> **Work required**
Read through the entries below and copy each line where "true" turns up.

Data entries:
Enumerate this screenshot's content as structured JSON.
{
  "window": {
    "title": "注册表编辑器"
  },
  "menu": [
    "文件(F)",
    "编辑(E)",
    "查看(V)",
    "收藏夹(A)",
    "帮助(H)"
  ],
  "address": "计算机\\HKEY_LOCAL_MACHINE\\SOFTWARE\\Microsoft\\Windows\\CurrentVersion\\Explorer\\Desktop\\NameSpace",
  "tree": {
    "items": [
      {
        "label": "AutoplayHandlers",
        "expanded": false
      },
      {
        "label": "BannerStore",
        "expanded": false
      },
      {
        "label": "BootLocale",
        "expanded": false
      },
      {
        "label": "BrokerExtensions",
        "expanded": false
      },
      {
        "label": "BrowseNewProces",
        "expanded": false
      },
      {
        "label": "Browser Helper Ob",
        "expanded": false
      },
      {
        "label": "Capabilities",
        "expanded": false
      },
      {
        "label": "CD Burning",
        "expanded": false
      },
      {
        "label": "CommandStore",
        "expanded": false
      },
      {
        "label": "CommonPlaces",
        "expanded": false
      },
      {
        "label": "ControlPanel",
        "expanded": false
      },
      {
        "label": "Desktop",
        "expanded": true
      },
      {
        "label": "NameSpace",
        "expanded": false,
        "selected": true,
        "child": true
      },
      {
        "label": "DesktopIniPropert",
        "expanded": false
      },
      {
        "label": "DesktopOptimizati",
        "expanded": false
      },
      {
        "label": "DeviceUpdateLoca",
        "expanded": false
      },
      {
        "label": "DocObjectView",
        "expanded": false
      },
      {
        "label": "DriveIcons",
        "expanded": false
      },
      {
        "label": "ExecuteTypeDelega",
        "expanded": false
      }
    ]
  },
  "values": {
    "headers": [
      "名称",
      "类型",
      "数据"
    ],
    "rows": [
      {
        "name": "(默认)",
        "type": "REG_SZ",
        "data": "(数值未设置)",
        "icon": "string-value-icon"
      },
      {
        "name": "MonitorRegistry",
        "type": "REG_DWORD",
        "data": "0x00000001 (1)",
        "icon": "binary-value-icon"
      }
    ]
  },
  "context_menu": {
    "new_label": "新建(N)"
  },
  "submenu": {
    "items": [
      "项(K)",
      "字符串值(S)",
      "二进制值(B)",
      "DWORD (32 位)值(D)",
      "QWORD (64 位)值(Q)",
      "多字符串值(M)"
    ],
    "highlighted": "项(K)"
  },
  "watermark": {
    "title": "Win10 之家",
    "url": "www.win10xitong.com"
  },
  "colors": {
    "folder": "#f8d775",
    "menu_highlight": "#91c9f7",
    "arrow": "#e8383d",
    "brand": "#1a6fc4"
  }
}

> **Result of this exercise**
        "expanded": true
        "selected": true,
        "child": true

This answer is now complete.